Copyright protects digital items just as it does physical ones. However, in the digital environment it can be very difficult to see what copyright or license applies and even more difficult to track down a creator to ask for permission. So what can you do?
This includes Creative Commons and Public Domain; these works will be clearly labeled so that you understand what you need to do to edit or reuse them.
If you are using these materials in the classroom, as a student or instructor, your work may be subject to different guidelines. Remember, you will still need to provide citation information to give proper credit to your sources.
Thanks to technology, creating your own images and media is easier than ever before.
There are many sites where you can pay to be able to use images, videos, etc. We recommend pursuing the other three options first!
This work is licensed under a Creative Commons Attribution-NonCommercial-ShareAlike 4.0 International License. You are welcome to reuse the content of this Guide as long as you attribute Butler University Libraries.
We used some content from the "Public Domain Resources" and "Creative Commons Resources" documents created by Indiana State University and licensed as CC BY-NC-SA.

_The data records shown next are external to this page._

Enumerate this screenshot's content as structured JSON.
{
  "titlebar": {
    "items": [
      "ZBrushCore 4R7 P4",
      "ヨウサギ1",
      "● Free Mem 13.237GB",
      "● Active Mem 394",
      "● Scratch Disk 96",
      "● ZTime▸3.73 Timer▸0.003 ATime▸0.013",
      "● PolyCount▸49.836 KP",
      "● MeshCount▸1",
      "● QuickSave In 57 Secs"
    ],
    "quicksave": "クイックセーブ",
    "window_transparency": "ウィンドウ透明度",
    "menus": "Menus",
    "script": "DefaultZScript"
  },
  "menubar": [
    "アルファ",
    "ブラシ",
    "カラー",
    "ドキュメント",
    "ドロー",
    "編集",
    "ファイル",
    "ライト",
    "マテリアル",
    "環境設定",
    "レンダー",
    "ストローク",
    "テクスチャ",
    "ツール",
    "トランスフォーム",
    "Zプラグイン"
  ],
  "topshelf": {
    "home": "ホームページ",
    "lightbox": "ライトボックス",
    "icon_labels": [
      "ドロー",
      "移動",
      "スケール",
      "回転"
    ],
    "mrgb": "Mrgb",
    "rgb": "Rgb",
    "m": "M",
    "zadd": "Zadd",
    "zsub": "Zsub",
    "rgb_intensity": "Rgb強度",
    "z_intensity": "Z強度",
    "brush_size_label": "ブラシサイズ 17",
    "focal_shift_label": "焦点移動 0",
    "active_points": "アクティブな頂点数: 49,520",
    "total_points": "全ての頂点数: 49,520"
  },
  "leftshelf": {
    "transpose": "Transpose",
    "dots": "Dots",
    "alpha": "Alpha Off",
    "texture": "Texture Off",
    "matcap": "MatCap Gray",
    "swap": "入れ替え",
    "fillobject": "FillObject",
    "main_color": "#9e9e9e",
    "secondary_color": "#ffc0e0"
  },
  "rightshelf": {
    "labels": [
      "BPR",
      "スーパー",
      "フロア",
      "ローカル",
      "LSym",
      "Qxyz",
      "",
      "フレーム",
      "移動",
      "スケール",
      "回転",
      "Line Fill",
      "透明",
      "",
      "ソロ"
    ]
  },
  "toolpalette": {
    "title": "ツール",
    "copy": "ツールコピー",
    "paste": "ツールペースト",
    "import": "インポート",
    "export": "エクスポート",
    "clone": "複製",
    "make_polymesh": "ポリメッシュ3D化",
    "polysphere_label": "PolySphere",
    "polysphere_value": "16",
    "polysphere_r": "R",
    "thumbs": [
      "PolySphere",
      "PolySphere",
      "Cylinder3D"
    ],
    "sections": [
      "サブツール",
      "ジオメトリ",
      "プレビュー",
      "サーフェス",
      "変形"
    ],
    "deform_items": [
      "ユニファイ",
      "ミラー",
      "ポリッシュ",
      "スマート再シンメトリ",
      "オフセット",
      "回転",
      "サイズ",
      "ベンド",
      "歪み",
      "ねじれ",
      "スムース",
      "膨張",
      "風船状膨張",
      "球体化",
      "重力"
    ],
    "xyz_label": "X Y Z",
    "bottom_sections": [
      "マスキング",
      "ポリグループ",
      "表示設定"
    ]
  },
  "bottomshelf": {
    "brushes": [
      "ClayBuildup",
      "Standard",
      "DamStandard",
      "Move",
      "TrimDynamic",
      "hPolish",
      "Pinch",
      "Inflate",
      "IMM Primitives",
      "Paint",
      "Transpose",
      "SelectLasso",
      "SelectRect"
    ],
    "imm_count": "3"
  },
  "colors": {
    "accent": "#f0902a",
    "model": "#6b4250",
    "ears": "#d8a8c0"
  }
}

Works that you can use in any way you want to. Most works enter the public domain once intellectual property laws expire, but some enter because creators wish for their work to be available without copyright law restrictions.